**Task goal:**
Where does the string "this" occur in the records? Copy each line that holds it.
--- Information supplied ---
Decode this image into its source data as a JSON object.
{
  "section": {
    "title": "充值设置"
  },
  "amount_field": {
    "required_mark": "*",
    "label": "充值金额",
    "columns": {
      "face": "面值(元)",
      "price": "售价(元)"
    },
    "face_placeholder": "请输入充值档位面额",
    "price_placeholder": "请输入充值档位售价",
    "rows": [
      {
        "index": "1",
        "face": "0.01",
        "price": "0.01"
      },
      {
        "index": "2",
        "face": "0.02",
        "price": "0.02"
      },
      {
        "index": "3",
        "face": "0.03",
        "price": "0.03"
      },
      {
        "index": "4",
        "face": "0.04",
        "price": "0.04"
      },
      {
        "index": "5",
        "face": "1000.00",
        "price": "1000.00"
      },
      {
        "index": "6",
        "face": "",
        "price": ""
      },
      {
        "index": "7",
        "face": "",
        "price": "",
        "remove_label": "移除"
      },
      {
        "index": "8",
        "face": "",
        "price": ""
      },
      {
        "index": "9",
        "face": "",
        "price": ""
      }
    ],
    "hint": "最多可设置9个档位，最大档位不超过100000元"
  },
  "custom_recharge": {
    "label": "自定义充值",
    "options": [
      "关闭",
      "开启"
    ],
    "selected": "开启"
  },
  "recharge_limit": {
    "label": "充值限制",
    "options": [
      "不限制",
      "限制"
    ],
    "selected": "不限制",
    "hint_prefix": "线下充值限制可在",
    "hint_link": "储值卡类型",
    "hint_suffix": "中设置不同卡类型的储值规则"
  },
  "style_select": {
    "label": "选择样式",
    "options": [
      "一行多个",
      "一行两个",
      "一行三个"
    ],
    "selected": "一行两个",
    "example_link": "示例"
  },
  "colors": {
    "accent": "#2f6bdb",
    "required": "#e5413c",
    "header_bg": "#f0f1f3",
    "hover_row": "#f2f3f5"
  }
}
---
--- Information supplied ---
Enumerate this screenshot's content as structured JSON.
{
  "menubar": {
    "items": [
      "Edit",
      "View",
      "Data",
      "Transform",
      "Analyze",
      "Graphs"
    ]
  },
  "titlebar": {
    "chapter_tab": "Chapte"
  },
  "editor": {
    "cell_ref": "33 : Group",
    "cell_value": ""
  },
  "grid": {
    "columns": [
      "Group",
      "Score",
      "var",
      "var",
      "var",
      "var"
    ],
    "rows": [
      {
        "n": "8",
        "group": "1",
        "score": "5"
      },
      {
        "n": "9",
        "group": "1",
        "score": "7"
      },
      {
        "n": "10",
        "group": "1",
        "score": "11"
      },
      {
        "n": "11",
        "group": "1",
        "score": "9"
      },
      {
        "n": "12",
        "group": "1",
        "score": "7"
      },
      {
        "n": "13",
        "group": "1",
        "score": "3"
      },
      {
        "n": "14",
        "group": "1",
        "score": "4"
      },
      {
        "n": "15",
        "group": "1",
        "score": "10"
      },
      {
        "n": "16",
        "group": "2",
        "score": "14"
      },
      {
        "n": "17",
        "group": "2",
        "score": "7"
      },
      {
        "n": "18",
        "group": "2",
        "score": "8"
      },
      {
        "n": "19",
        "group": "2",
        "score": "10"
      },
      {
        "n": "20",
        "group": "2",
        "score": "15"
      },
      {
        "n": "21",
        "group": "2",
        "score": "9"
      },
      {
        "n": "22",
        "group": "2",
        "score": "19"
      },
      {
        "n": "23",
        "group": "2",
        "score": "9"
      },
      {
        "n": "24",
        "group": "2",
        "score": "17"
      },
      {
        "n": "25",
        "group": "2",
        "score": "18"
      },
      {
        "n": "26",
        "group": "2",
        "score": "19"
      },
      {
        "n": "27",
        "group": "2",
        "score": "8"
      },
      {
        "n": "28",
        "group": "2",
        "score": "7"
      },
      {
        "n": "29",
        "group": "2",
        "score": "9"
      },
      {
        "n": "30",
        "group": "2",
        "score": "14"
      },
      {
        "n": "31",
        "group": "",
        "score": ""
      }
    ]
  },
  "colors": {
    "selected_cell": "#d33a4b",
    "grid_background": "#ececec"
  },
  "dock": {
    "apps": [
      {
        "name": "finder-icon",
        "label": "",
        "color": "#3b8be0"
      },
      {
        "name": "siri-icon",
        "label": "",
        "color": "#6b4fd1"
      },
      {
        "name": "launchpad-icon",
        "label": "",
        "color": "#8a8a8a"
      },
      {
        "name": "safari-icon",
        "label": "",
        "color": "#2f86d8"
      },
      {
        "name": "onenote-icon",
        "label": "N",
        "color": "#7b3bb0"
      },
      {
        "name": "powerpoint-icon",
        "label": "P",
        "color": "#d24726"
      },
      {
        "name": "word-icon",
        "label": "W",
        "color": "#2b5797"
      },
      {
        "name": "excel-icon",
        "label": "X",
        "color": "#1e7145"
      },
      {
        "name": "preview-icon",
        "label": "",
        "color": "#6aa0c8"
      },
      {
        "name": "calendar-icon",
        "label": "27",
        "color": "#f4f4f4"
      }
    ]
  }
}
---
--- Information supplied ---
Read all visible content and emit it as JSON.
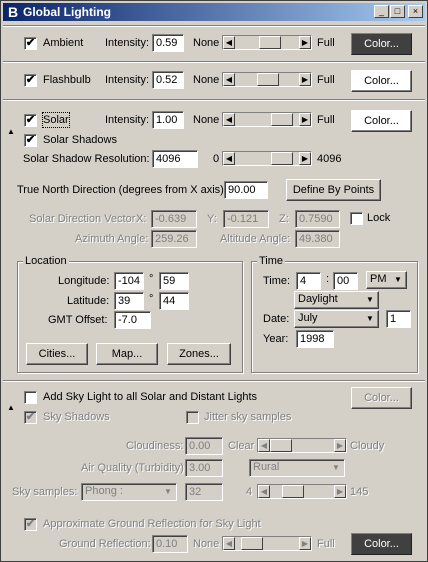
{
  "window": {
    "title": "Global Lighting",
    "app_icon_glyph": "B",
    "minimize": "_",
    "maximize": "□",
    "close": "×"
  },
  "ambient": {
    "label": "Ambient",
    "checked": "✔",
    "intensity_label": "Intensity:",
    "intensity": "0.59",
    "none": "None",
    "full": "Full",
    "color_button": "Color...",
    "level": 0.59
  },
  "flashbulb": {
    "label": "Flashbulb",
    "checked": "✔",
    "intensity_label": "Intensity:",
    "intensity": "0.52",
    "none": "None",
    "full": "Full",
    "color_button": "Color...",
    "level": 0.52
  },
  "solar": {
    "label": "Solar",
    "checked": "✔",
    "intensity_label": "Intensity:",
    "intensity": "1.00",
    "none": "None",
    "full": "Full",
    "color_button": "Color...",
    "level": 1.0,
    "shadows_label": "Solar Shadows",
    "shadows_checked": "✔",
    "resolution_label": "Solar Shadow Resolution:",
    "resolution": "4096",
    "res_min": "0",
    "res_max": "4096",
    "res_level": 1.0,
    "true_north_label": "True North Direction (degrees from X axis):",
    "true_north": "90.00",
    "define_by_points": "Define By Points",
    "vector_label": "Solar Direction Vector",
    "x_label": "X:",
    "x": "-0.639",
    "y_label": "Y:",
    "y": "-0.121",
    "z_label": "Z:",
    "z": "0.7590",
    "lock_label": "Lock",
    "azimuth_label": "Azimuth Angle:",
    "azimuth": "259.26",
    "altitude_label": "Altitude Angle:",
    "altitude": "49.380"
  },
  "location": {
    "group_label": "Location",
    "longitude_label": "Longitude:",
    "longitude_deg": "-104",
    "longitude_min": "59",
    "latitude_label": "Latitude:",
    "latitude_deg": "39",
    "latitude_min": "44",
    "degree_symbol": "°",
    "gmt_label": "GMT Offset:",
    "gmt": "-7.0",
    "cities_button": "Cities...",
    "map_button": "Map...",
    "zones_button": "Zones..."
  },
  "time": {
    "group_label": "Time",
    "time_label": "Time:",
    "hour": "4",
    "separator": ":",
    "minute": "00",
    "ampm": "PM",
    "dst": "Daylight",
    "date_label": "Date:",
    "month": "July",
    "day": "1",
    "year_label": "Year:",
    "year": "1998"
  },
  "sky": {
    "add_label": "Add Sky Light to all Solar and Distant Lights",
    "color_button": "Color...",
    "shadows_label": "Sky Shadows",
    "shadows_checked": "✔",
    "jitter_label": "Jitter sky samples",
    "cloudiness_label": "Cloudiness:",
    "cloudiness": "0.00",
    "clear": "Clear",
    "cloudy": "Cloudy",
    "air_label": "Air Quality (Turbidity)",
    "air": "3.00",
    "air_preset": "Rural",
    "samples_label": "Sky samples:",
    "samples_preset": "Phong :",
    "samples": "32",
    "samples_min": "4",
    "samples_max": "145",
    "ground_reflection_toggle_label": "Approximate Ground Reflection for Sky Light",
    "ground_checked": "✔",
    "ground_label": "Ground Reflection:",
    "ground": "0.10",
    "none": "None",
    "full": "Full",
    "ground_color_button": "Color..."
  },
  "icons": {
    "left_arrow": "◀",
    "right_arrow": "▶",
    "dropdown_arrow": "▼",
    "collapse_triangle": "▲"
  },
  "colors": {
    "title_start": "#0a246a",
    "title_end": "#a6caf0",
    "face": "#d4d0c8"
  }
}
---
**Output below:**
Decode this image into its source data as a JSON object.
Enumerate this screenshot's content as structured JSON.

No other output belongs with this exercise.